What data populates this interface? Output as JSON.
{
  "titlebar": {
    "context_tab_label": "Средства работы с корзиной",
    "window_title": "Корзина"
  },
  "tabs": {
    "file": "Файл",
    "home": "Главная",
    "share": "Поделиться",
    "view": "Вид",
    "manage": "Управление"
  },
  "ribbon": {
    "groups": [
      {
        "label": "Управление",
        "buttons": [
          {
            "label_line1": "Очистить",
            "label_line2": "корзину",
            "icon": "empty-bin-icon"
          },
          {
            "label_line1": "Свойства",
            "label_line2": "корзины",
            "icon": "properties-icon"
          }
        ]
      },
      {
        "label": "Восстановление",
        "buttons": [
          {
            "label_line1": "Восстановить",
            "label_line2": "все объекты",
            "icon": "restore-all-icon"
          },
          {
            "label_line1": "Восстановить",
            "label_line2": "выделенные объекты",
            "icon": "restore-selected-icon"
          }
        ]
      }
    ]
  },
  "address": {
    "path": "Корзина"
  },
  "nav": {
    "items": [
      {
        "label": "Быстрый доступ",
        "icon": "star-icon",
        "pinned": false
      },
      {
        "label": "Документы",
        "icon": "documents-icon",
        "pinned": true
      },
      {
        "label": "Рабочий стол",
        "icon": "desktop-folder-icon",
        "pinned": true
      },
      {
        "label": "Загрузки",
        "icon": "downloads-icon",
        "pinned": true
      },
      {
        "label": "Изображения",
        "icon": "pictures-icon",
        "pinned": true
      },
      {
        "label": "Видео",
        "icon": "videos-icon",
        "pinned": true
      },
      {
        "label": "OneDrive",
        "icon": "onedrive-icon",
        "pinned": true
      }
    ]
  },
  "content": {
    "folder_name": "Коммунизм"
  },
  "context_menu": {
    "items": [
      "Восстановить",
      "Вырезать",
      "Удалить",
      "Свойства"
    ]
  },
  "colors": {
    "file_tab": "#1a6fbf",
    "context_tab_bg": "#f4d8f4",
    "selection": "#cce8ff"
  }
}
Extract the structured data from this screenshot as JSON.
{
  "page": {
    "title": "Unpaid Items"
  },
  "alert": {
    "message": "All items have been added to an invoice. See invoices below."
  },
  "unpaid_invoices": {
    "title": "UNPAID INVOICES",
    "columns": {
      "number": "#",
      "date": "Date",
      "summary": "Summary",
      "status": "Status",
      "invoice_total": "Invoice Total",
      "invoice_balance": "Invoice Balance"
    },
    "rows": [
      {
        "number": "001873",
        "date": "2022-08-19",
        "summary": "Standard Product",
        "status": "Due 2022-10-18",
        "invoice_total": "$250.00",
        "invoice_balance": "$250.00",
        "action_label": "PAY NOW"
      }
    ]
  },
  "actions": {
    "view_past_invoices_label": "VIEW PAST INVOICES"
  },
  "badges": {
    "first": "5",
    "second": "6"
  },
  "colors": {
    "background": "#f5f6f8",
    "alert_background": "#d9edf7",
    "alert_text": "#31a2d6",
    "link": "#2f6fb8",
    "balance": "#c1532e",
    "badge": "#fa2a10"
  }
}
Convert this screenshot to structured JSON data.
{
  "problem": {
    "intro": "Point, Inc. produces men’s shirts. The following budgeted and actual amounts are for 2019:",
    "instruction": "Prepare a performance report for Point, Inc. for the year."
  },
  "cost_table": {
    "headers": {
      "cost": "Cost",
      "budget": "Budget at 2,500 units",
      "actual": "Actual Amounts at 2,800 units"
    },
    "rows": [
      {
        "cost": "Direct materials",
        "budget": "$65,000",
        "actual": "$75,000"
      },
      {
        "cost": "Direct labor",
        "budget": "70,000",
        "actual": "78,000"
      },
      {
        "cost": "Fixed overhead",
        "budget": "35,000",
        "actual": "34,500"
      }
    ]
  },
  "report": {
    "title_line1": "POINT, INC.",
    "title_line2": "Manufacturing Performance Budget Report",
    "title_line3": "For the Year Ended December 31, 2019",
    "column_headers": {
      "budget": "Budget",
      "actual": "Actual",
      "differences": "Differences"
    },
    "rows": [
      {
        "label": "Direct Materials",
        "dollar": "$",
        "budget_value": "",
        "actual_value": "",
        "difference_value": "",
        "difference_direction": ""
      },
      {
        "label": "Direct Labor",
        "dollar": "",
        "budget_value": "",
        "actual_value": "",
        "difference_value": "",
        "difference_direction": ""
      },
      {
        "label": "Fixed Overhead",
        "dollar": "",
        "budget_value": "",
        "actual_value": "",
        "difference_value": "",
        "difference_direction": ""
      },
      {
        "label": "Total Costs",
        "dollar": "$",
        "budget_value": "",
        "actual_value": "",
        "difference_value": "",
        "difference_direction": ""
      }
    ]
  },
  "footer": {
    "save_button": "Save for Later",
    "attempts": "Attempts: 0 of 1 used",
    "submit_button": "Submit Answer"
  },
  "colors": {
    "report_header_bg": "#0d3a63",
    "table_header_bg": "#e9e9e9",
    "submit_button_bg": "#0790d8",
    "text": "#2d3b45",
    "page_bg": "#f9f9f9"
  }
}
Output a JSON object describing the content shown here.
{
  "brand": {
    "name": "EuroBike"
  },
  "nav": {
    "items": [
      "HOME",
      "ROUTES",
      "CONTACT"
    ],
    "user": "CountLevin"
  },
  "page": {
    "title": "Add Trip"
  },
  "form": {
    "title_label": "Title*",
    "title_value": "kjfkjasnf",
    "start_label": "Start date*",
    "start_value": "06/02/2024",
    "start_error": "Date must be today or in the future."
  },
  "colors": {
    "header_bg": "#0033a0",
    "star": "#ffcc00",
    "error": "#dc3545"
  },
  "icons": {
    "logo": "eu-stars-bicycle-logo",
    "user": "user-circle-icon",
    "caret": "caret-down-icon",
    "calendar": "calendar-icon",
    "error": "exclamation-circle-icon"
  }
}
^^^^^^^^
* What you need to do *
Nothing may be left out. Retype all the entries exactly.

* Task result *
What data populates this interface? Output as JSON.
{
  "titlebar": {
    "context_tab_label": "Средства работы с корзиной",
    "window_title": "Корзина"
  },
  "tabs": {
    "file": "Файл",
    "home": "Главная",
    "share": "Поделиться",
    "view": "Вид",
    "manage": "Управление"
  },
  "ribbon": {
    "groups": [
      {
        "label": "Управление",
        "buttons": [
          {
            "label_line1": "Очистить",
            "label_line2": "корзину",
            "icon": "empty-bin-icon"
          },
          {
            "label_line1": "Свойства",
            "label_line2": "корзины",
            "icon": "properties-icon"
          }
        ]
      },
      {
        "label": "Восстановление",
        "buttons": [
          {
            "label_line1": "Восстановить",
            "label_line2": "все объекты",
            "icon": "restore-all-icon"
          },
          {
            "label_line1": "Восстановить",
            "label_line2": "выделенные объекты",
            "icon": "restore-selected-icon"
          }
        ]
      }
    ]
  },
  "address": {
    "path": "Корзина"
  },
  "nav": {
    "items": [
      {
        "label": "Быстрый доступ",
        "icon": "star-icon",
        "pinned": false
      },
      {
        "label": "Документы",
        "icon": "documents-icon",
        "pinned": true
      },
      {
        "label": "Рабочий стол",
        "icon": "desktop-folder-icon",
        "pinned": true
      },
      {
        "label": "Загрузки",
        "icon": "downloads-icon",
        "pinned": true
      },
      {
        "label": "Изображения",
        "icon": "pictures-icon",
        "pinned": true
      },
      {
        "label": "Видео",
        "icon": "videos-icon",
        "pinned": true
      },
      {
        "label": "OneDrive",
        "icon": "onedrive-icon",
        "pinned": true
      }
    ]
  },
  "content": {
    "folder_name": "Коммунизм"
  },
  "context_menu": {
    "items": [
      "Восстановить",
      "Вырезать",
      "Удалить",
      "Свойства"
    ]
  },
  "colors": {
    "file_tab": "#1a6fbf",
    "context_tab_bg": "#f4d8f4",
    "selection": "#cce8ff"
  }
}
Extract the structured data from this screenshot as JSON.
{
  "page": {
    "title": "Unpaid Items"
  },
  "alert": {
    "message": "All items have been added to an invoice. See invoices below."
  },
  "unpaid_invoices": {
    "title": "UNPAID INVOICES",
    "columns": {
      "number": "#",
      "date": "Date",
      "summary": "Summary",
      "status": "Status",
      "invoice_total": "Invoice Total",
      "invoice_balance": "Invoice Balance"
    },
    "rows": [
      {
        "number": "001873",
        "date": "2022-08-19",
        "summary": "Standard Product",
        "status": "Due 2022-10-18",
        "invoice_total": "$250.00",
        "invoice_balance": "$250.00",
        "action_label": "PAY NOW"
      }
    ]
  },
  "actions": {
    "view_past_invoices_label": "VIEW PAST INVOICES"
  },
  "badges": {
    "first": "5",
    "second": "6"
  },
  "colors": {
    "background": "#f5f6f8",
    "alert_background": "#d9edf7",
    "alert_text": "#31a2d6",
    "link": "#2f6fb8",
    "balance": "#c1532e",
    "badge": "#fa2a10"
  }
}
Convert this screenshot to structured JSON data.
{
  "problem": {
    "intro": "Point, Inc. produces men’s shirts. The following budgeted and actual amounts are for 2019:",
    "instruction": "Prepare a performance report for Point, Inc. for the year."
  },
  "cost_table": {
    "headers": {
      "cost": "Cost",
      "budget": "Budget at 2,500 units",
      "actual": "Actual Amounts at 2,800 units"
    },
    "rows": [
      {
        "cost": "Direct materials",
        "budget": "$65,000",
        "actual": "$75,000"
      },
      {
        "cost": "Direct labor",
        "budget": "70,000",
        "actual": "78,000"
      },
      {
        "cost": "Fixed overhead",
        "budget": "35,000",
        "actual": "34,500"
      }
    ]
  },
  "report": {
    "title_line1": "POINT, INC.",
    "title_line2": "Manufacturing Performance Budget Report",
    "title_line3": "For the Year Ended December 31, 2019",
    "column_headers": {
      "budget": "Budget",
      "actual": "Actual",
      "differences": "Differences"
    },
    "rows": [
      {
        "label": "Direct Materials",
        "dollar": "$",
        "budget_value": "",
        "actual_value": "",
        "difference_value": "",
        "difference_direction": ""
      },
      {
        "label": "Direct Labor",
        "dollar": "",
        "budget_value": "",
        "actual_value": "",
        "difference_value": "",
        "difference_direction": ""
      },
      {
        "label": "Fixed Overhead",
        "dollar": "",
        "budget_value": "",
        "actual_value": "",
        "difference_value": "",
        "difference_direction": ""
      },
      {
        "label": "Total Costs",
        "dollar": "$",
        "budget_value": "",
        "actual_value": "",
        "difference_value": "",
        "difference_direction": ""
      }
    ]
  },
  "footer": {
    "save_button": "Save for Later",
    "attempts": "Attempts: 0 of 1 used",
    "submit_button": "Submit Answer"
  },
  "colors": {
    "report_header_bg": "#0d3a63",
    "table_header_bg": "#e9e9e9",
    "submit_button_bg": "#0790d8",
    "text": "#2d3b45",
    "page_bg": "#f9f9f9"
  }
}
Output a JSON object describing the content shown here.
{
  "brand": {
    "name": "EuroBike"
  },
  "nav": {
    "items": [
      "HOME",
      "ROUTES",
      "CONTACT"
    ],
    "user": "CountLevin"
  },
  "page": {
    "title": "Add Trip"
  },
  "form": {
    "title_label": "Title*",
    "title_value": "kjfkjasnf",
    "start_label": "Start date*",
    "start_value": "06/02/2024",
    "start_error": "Date must be today or in the future."
  },
  "colors": {
    "header_bg": "#0033a0",
    "star": "#ffcc00",
    "error": "#dc3545"
  },
  "icons": {
    "logo": "eu-stars-bicycle-logo",
    "user": "user-circle-icon",
    "caret": "caret-down-icon",
    "calendar": "calendar-icon",
    "error": "exclamation-circle-icon"
  }
}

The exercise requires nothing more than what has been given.